Welcome to Why This Works, a new Curbed column in which decorator and former shelter-magazine editor Alexa Stevenson looks point-blank at professionally decorated rooms and breaks down the elements that make it work. Have a suggestion for someone whose work should be showcased? Do let us know.
What to do with a giant room that's been sitting empty for a decade? Virgina Toledo and Jessica Geller, partners in the Manhattan-based firm id 810—whose modern Queens, N.Y., bachelor pad was recently featured on Curbed—took advantage of the double-height ceilings in this New Jersey living room and created various zones throughout the space. "The clients are a family-oriented couple—whenever we had design meetings, the kids would sit in—so it definitely needed to be family space," the decorators explain. "Yet they often host big parties so it also had to accommodate an adult-only crowd. We had to make it a space for entertaining as well as a place to read, watch TV, and play games." Below, see the room point-by-point.
1. The double-height ceiling and natural light are bonuses, but—rather counterintuitively—keeping the room light would render it cavernous and cold: "By painting the walls in a dark, is-it-brown-or-is-it-purple kind of color, the depth ends up absorbing the brightness and the room almost glows. A deep wall color can enrich an extra-large space," explain the decorators.
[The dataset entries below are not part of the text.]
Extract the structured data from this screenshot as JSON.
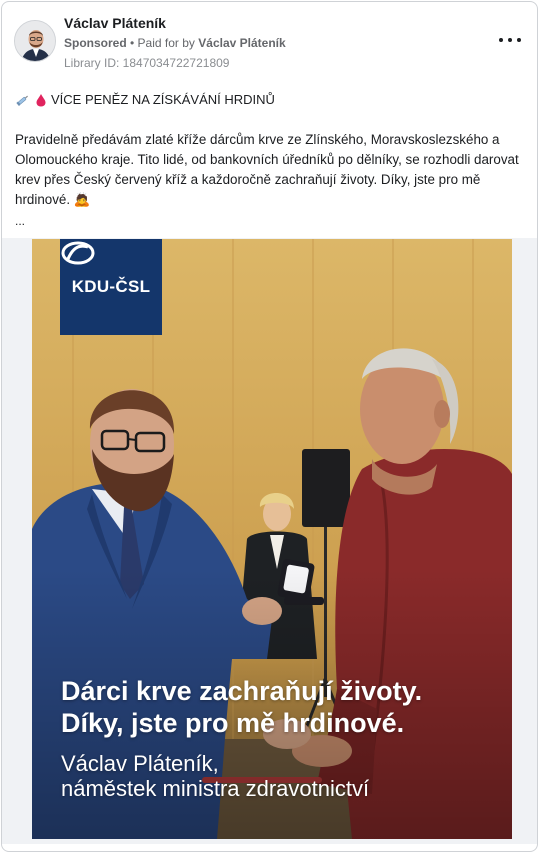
{
  "post": {
    "page_name": "Václav Pláteník",
    "sponsored": "Sponsored",
    "paid_for_prefix": "• Paid for by",
    "paid_for_name": "Václav Pláteník",
    "library_id": "Library ID: 1847034722721809",
    "more_icon": "more-horizontal-icon"
  },
  "content": {
    "headline_icons": [
      "syringe-icon",
      "blood-drop-icon"
    ],
    "headline": "VÍCE PENĚZ NA ZÍSKÁVÁNÍ HRDINŮ",
    "body": "Pravidelně předávám zlaté kříže dárcům krve ze Zlínského, Moravskoslezského a Olomouckého kraje. Tito lidé, od bankovních úředníků po dělníky, se rozhodli darovat krev přes Český červený kříž a každoročně zachraňují životy. Díky, jste pro mě hrdinové.",
    "body_emoji": "🙇",
    "more_indicator": "..."
  },
  "creative": {
    "logo_text": "KDU-ČSL",
    "title_line1": "Dárci krve zachraňují životy.",
    "title_line2": "Díky, jste pro mě hrdinové.",
    "signature_line1": "Václav Pláteník,",
    "signature_line2": "náměstek ministra zdravotnictví",
    "colors": {
      "logo_bg": "#14366b",
      "wall": "#d4ad5c",
      "suit": "#2b4a86",
      "shirt_red": "#8a2a2a"
    }
  }
}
2. "One of our biggest pet peeves is when people assume that furniture has to be pushed up against walls. This room is way too large to have all the furniture in one position. By floating the large pieces in the center of the room with space to move between, we've allowed each area to own its space." Additionally, the two largest sofas in the room have rounded backs to keep them from feeling boxy, and by using furniture groupings and area rugs, Geller and Toledo were able to keep this large space intimate.
3. In rooms with extra-high ceilings you absolutely can't ignore the air space above. "Everything has a vertical quality here," say the decorators, "the zebra wood dry bar, the niches with glass treasures that the homeowners have collected highlighted over the fireplace, the drapery panels, and, of course, the lighting all bring the scale of the room down to normal proportions."
4. Ambient lighting is crucial, especially in a room this size. "At night, this space is so romantic and dramatic when the lights are dimmed. The Aqua Creations lights that hang over the seating area and the wall sconce over the fireplace are so interesting that the client invested in these as pieces of art, instead of a traditional painting or photograph as art on walls. And the cube light that we used on top of the custom-designed dry bar adds a bit of art-installation quality."
5. The client was ready to part with the wall-to-wall ivory carpeting, but Geller and Toledo kept it because the color was a perfect complement to the colors in the room. "It creates a floating effect in the space because of all of the darkness on the walls and weighty pieces of furniture. We love the way the various area rugs we used pop from it—it's a bright counterpart to the jewel tones."
· id 810 Design Group [official site]
· All Why This Works columns [Curbed National]
· A Modern Bachelor Pad Turned Family Home by id 810 [Curbed National]